  27. Phillips, M.A. CCCXVII.-The formation of 2-substituted benziminazoles. J. Chem. Soc. (Resumed) 1928. [Google Scholar] [CrossRef]
  28. Dirk, S.; Thorsten, L.L.; Philipp, L.; Martin, L.; Ralf, R.H.L.; Kirsten, A.; Klaus, R.; Gerald Juergen, R.; Stephan Georg, M. Alkyne compounds with MCH antagonistic activity and medicaments comprising these compounds. (2009), Boehringer Ingelheim Pharma GmbH and Co. KG: United States Patent Patent no. US 7592358 B2. Available online: http://www.lens.org/lens/patent/US_7592358_B2/fulltext (accessed on 10 May 2015).
  29. Tavman, A.; Ikiz, S.; Bagcigil, A.F.; Ozgur, N.Y.; Ak, S. Preparation, characterization and antibacterial effect of 2-methoxy-6-(5-H/Me/Cl/NO2-1H-benzimidazol-2-yl)phenols and some transition metal complexes. J. Serbian Chem. Soc. 2009, 74, 537–548. [Google Scholar] [CrossRef]

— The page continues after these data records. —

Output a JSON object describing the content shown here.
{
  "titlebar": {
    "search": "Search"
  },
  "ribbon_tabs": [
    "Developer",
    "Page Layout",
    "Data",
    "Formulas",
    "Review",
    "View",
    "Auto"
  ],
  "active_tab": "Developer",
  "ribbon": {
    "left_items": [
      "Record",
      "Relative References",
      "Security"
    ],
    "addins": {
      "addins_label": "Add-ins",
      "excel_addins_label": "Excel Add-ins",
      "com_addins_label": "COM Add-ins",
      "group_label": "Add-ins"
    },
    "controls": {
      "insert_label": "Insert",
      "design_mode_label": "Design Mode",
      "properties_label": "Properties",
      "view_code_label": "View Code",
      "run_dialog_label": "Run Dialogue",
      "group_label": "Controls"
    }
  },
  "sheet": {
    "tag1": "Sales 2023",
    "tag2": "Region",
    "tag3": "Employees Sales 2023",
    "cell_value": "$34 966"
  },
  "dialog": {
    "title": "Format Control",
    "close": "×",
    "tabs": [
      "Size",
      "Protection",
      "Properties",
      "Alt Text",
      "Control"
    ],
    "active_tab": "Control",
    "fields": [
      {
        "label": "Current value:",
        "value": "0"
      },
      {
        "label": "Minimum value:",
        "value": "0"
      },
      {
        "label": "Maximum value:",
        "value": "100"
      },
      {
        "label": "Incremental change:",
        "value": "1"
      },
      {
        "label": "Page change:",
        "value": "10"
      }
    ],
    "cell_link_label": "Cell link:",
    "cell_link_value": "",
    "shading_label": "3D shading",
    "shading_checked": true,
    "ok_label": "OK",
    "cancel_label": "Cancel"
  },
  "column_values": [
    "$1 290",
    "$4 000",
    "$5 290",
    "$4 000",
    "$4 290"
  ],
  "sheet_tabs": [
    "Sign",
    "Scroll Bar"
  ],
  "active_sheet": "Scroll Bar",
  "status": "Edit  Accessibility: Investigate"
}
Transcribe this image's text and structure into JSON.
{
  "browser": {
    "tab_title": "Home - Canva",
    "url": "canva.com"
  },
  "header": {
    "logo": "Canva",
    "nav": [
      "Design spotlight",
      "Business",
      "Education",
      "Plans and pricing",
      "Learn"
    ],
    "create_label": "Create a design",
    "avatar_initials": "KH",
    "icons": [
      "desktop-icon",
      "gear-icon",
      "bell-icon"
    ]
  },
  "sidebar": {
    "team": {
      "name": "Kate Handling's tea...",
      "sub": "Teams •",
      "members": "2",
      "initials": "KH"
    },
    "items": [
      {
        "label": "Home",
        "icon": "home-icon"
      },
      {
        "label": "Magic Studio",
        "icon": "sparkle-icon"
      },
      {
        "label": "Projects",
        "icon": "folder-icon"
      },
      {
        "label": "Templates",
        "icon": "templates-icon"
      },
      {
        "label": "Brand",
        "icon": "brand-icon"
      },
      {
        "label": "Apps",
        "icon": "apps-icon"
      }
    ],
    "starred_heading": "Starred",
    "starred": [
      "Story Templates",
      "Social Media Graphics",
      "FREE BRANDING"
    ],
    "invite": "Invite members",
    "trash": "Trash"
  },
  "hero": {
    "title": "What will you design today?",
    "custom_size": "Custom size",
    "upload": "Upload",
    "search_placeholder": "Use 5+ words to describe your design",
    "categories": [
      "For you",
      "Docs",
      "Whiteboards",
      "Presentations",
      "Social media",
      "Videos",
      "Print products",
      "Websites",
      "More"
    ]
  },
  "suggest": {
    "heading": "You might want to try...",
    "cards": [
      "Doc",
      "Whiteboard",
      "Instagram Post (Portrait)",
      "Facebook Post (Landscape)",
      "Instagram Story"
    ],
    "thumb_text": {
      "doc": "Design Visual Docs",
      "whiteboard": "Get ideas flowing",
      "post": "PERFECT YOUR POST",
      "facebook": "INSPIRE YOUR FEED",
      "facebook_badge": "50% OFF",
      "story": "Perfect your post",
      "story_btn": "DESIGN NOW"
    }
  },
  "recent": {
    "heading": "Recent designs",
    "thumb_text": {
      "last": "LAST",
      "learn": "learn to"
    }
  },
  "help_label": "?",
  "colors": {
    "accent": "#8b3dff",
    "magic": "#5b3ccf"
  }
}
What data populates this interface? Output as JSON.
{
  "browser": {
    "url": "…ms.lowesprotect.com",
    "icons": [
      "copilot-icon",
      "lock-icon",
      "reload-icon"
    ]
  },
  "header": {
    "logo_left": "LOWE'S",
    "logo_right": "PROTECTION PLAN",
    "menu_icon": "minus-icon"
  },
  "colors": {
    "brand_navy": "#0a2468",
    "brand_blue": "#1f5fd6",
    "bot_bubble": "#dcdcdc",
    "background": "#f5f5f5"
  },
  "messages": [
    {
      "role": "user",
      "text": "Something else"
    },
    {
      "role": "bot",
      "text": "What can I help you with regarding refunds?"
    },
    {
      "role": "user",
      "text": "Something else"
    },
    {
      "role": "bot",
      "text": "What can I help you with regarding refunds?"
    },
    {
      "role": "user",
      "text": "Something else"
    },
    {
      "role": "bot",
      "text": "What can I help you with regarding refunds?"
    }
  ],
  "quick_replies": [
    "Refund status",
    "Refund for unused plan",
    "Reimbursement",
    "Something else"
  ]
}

  30. Podunavac-Kuzmanovic, S.O.; Cvetkovic, D.M. Antibacterial evaluation of some benzimidazole derivatives and their zinc(II) complexes. J. Serbian Chem. Soc. 2007, 72, 459–466. [Google Scholar] [CrossRef]
  31. Karuvalam, R.P.; Haridas, K.R.; Shetty, S.N. Trimethylsilyl chloride-catalyzed synthesis of substituted benzimidazoles using two phase system under microwave conditions, and their antimicrobial studies. J. Chil. Chem. Soc. 2012, 57, 1122–1125. [Google Scholar] [CrossRef]
  32. González-Chávez, M.M.; Méndez, F.; Martínez, R.; Pérez-González, C.; Martínez-Gutiérrez, F. Design and Synthesis of Anti-MRSA Benzimidazolylbenzene-sulfonamides. QSAR Studies for Prediction of Antibacterial Activity. Molecules 2011, 16, 175–189. [Google Scholar] [CrossRef] [PubMed]
  33. Bauer, R.W.; Kirby, M.D.K.; Sherris, J.C.; Turek, M. Antibiotic susceptibility testing by standard single disc diffusion method. Am. J. Clin. Pathol. 1966, 45, 493–496. [Google Scholar] [PubMed]
  • Sample Availability: Samples of the compounds are not available from the authors.
Back to TopTop